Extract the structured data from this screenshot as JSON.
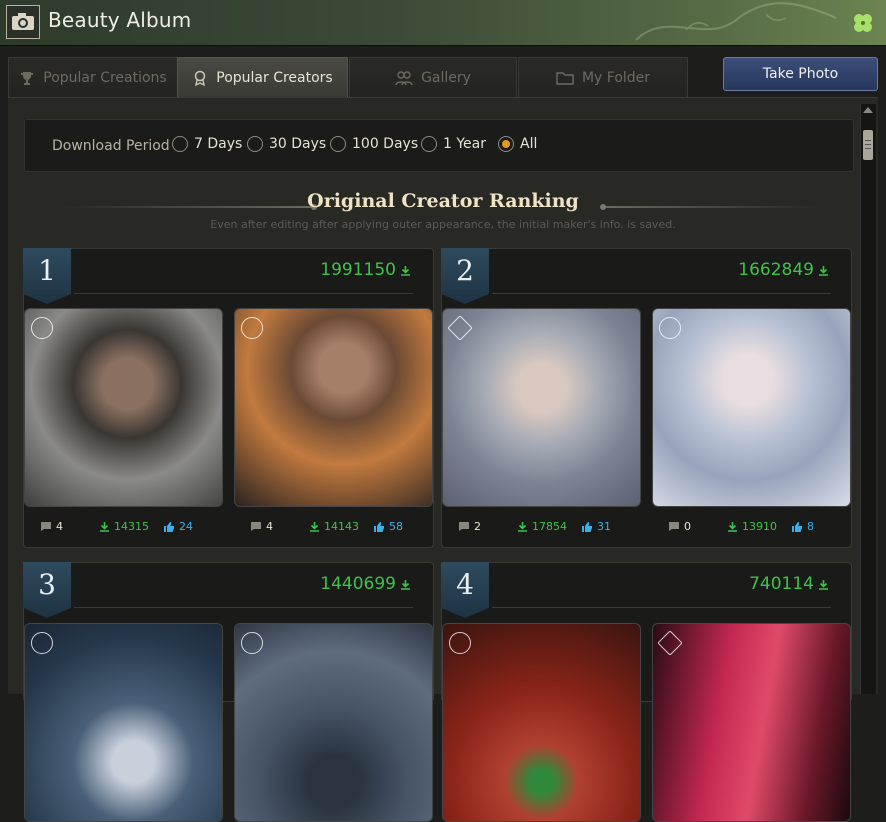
{
  "window": {
    "title": "Beauty Album"
  },
  "tabs": [
    {
      "label": "Popular Creations",
      "active": false
    },
    {
      "label": "Popular Creators",
      "active": true
    },
    {
      "label": "Gallery",
      "active": false
    },
    {
      "label": "My Folder",
      "active": false
    }
  ],
  "take_photo_label": "Take Photo",
  "filter": {
    "label": "Download Period",
    "options": [
      "7 Days",
      "30 Days",
      "100 Days",
      "1 Year",
      "All"
    ],
    "selected": "All"
  },
  "ranking": {
    "title": "Original Creator Ranking",
    "subtitle": "Even after editing after applying outer appearance, the initial maker's info. is saved.",
    "creators": [
      {
        "rank": "1",
        "total_downloads": "1991150",
        "photos": [
          {
            "comments": "4",
            "downloads": "14315",
            "likes": "24"
          },
          {
            "comments": "4",
            "downloads": "14143",
            "likes": "58"
          }
        ]
      },
      {
        "rank": "2",
        "total_downloads": "1662849",
        "photos": [
          {
            "comments": "2",
            "downloads": "17854",
            "likes": "31"
          },
          {
            "comments": "0",
            "downloads": "13910",
            "likes": "8"
          }
        ]
      },
      {
        "rank": "3",
        "total_downloads": "1440699",
        "photos": []
      },
      {
        "rank": "4",
        "total_downloads": "740114",
        "photos": []
      }
    ]
  },
  "colors": {
    "accent_green": "#3fc24a",
    "accent_blue": "#3db0e8",
    "radio_selected": "#e59a1e",
    "button_blue": "#2f4168"
  }
}
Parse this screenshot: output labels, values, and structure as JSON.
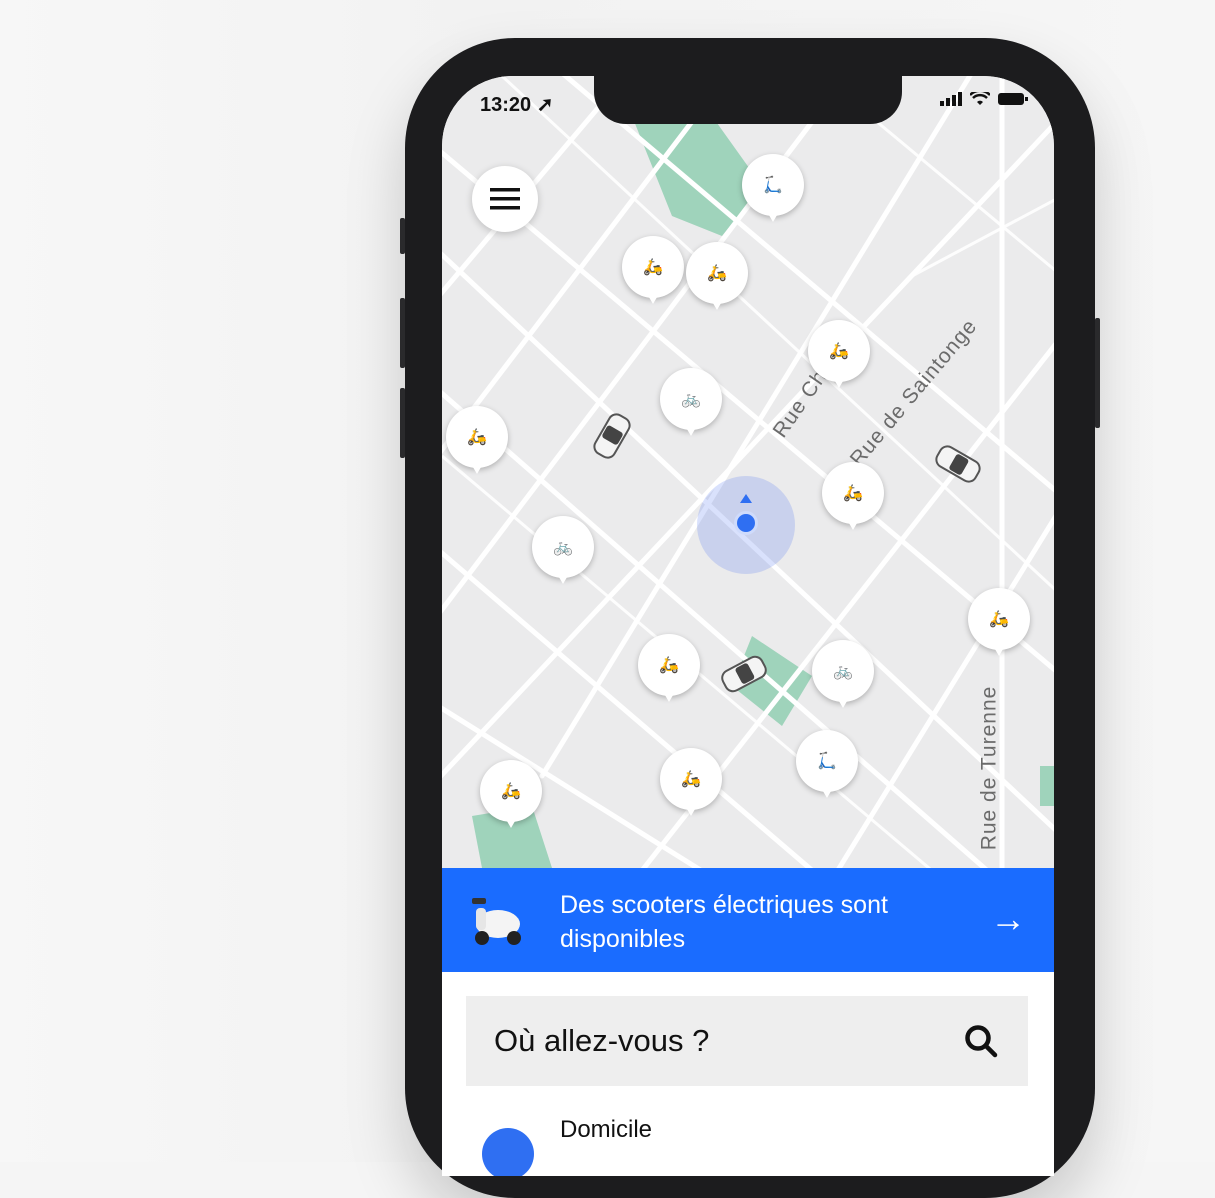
{
  "status_bar": {
    "time": "13:20"
  },
  "map": {
    "streets": [
      "Rue Ch",
      "Rue de Saintonge",
      "Rue de Turenne"
    ],
    "pins": [
      "scooter-icon",
      "scooter-icon",
      "kick-scooter-icon",
      "bike-icon",
      "scooter-icon",
      "scooter-icon",
      "bike-icon",
      "scooter-icon",
      "scooter-icon",
      "bike-icon",
      "scooter-icon",
      "scooter-icon",
      "kick-scooter-icon",
      "scooter-icon"
    ]
  },
  "banner": {
    "text": "Des scooters électriques sont disponibles",
    "arrow": "→"
  },
  "search": {
    "label": "Où allez-vous ?"
  },
  "saved_place": {
    "label": "Domicile"
  },
  "colors": {
    "accent": "#1a6cff",
    "park": "#9fd3bb",
    "road": "#ffffff",
    "map_bg": "#ebebec"
  }
}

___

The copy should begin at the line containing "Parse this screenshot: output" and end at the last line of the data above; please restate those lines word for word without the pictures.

Parse this screenshot: output labels, values, and structure as JSON.
{
  "status_bar": {
    "time": "13:20"
  },
  "map": {
    "streets": [
      "Rue Ch",
      "Rue de Saintonge",
      "Rue de Turenne"
    ],
    "pins": [
      "scooter-icon",
      "scooter-icon",
      "kick-scooter-icon",
      "bike-icon",
      "scooter-icon",
      "scooter-icon",
      "bike-icon",
      "scooter-icon",
      "scooter-icon",
      "bike-icon",
      "scooter-icon",
      "scooter-icon",
      "kick-scooter-icon",
      "scooter-icon"
    ]
  },
  "banner": {
    "text": "Des scooters électriques sont disponibles",
    "arrow": "→"
  },
  "search": {
    "label": "Où allez-vous ?"
  },
  "saved_place": {
    "label": "Domicile"
  },
  "colors": {
    "accent": "#1a6cff",
    "park": "#9fd3bb",
    "road": "#ffffff",
    "map_bg": "#ebebec"
  }
}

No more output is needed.